Current project: I am currently finishing a two-book contract for Baker Books—both one-year devotionals. Drawing Closer to God: 365 Meditations on Questions from Scripture will release this October. The second book (untitled at this point) moves through the Bible in chronological order and will be published in October 2011.

Who is your favorite writer?
I love classic literature so I’d have to include Charles Dickens, Thomas Hardy, Jane Austen, George Eliot. I also love Tolkien’s work. As for contemporary authors, two of my favorites are Frank Delaney and Stephen Lawhead. I especially admire C.S. Lewis for his ability to write effectively in a wide range of genres and for the way he communicated biblical truth so clearly.

What does it take to be successful as a writer?
A commitment to work hard and persevere even when nothing seems to be happening. A teachable spirit open to constructive criticism and a willingness to keep learning.

What do you want to be remembered for?
As a writer, I would like to be remembered as someone who was excited about God’s Word and who encouraged others by showing how the Scriptures relate to our life situations today.

Tell us about your book, The One Year Women of the Bible (Tyndale House Publishers, 2007)

What is it about?
The daily devotionals blend scenarios of contemporary women (mostly based on real women) with stories of biblical women, looking for life lessons that we can learn from them and apply to our own life. Even though our lifestyles may be different, women today face the same basic needs, desires, struggles, and problems that biblical women faced. We can learn a lot from these kindred spirits and their relationships with the God who never changes.

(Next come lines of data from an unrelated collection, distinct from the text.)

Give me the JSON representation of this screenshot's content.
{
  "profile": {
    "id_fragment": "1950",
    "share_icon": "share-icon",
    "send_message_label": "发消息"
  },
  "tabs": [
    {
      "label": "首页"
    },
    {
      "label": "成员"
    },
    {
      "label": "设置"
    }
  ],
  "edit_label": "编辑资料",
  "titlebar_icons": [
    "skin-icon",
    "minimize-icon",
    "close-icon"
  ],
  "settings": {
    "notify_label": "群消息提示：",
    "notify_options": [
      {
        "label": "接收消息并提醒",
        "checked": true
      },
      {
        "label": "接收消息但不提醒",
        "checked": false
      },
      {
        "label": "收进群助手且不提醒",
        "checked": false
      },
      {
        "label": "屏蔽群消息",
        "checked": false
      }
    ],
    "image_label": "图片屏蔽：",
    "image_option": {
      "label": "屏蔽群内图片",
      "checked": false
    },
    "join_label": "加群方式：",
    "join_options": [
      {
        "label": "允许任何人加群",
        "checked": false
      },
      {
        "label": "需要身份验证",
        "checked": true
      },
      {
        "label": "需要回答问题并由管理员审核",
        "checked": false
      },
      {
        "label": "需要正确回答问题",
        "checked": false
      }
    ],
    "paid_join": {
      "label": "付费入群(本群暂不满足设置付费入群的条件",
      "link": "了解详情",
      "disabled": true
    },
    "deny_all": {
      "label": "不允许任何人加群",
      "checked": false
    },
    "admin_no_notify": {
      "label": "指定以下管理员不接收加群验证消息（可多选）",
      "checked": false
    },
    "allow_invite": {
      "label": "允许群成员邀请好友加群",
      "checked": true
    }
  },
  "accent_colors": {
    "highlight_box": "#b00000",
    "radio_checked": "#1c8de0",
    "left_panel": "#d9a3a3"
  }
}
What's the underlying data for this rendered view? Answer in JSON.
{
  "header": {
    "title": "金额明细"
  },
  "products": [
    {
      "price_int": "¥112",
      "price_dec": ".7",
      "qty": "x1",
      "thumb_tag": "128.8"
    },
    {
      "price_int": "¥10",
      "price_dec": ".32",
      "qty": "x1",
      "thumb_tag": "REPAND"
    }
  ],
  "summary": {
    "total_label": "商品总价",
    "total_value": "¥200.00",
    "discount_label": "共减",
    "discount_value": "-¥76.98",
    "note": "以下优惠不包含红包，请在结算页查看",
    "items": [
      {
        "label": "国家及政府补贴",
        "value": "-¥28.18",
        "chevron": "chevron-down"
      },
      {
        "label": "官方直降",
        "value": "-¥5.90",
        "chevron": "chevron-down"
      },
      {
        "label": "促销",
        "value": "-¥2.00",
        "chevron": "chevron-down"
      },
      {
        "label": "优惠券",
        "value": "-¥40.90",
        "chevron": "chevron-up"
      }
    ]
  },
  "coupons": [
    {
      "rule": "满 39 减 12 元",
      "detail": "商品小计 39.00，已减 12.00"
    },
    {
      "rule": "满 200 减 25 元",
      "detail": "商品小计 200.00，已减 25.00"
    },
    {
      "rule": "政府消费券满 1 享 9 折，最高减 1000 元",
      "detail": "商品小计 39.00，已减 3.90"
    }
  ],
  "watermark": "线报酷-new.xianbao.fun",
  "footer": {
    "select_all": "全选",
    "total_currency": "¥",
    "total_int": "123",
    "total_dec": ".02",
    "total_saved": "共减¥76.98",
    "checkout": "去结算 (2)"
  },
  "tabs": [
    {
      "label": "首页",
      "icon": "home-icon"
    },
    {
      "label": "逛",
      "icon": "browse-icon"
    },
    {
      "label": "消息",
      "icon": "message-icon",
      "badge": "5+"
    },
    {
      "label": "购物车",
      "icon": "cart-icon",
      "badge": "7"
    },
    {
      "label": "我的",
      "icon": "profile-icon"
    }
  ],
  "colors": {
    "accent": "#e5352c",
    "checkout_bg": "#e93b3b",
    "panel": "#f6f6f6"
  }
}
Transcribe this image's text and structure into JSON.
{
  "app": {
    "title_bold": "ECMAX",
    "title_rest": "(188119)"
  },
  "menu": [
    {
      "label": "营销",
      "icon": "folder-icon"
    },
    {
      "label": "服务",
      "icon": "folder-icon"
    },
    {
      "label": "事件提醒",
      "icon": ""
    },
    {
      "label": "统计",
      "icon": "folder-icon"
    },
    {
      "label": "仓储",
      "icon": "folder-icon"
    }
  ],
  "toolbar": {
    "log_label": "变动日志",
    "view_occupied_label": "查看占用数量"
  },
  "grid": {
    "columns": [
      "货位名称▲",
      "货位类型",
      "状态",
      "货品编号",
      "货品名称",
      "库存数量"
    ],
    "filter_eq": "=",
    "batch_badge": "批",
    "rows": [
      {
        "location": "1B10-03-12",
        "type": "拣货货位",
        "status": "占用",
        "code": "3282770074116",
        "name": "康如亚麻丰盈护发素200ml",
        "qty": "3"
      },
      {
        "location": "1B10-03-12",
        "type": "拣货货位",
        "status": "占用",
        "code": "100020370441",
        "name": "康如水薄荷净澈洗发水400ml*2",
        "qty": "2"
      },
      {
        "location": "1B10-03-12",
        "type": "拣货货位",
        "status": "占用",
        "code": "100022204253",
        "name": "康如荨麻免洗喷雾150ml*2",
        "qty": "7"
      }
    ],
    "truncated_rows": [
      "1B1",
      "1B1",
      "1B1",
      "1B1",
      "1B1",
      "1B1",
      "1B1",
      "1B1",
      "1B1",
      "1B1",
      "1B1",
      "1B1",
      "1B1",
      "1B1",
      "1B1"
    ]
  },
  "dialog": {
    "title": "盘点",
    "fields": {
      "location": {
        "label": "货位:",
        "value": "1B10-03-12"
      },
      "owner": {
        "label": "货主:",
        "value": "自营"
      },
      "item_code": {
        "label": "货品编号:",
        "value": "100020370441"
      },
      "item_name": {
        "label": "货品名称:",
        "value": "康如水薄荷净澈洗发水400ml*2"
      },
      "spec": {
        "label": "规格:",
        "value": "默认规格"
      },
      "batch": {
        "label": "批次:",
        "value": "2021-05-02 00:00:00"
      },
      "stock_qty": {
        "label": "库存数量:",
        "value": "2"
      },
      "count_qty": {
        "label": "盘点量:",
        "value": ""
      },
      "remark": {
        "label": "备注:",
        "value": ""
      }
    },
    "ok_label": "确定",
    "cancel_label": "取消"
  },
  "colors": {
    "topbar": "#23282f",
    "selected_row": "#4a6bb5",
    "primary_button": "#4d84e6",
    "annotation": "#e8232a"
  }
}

What inspired it?
Because there are so many more stories about men in the Bible, it’s sometimes easy to overlook the important roles that women played. God entrusted women with key assignments to carry out His work. In the New Testament, Jesus elevated women in ways that shocked a culture where the men thanked God in prayer that they were not born as women.

What do you hope readers will get out of it?
I hope that readers will gain a new appreciation for how highly God values women and how He shapes us in unique ways to carry out His purposes. God’s creation wasn’t complete until He created the first woman—the finishing touch. Now He longs to be intimately involved in the details of our life and looks forward to the day when he will claim us as his beloved bride.

Any special, memorable stories associated with it?
The reader feedback I’ve received is priceless. One of my favorite emails came from a woman who had changed churches and had been feeling spiritually alone and unable to serve the Lord. She didn’t intend to buy a daily devotional but came across my book. This woman related to the biblical women’s stories and began to journal, something she had given up. Now she plans to pass on the journal to her two daughters when they’re older. Another reminder of how many kindred spirits are out there in the world today—and in the Bible—waiting to be discovered.

Thank you, Dianne, for sharing with us. Click here to visit Dianne's website.

For a chance to receive a copy of Dianne's book, The One Year Women of the Bible, email with "Dianne's book" in the subject line. The recipient's name will be posted May 13.

Tuesday, April 27, 2010


The teacher in me made me do this.

I really don't need two blogs and a website to keep up. But blogging and webbing (maintaining my website) are fun, and I felt neither my God, Me & a Cup of Tea blog nor my website were the right venues for offering information, instruction, inspiration, and insight into writing for the Christian market.

But I confess. My passion isn't writing. It's teaching. And writing, to me, is a way to teach--even writing fiction. I like to say, "I'm a die-hard teacher. Cut me, and I bleed teacher."

So this blog will be my virtual classroom. Every Thursday, I'll offer tips on writing and the writing life. A peek into authors' lives, articles on writing, information about conferences, and other resources for writers.

We'll start Thursday with a peek into the writing life of award-winning author Dianne Neal Matthews, author of One Year Women of the Bible.

See you then!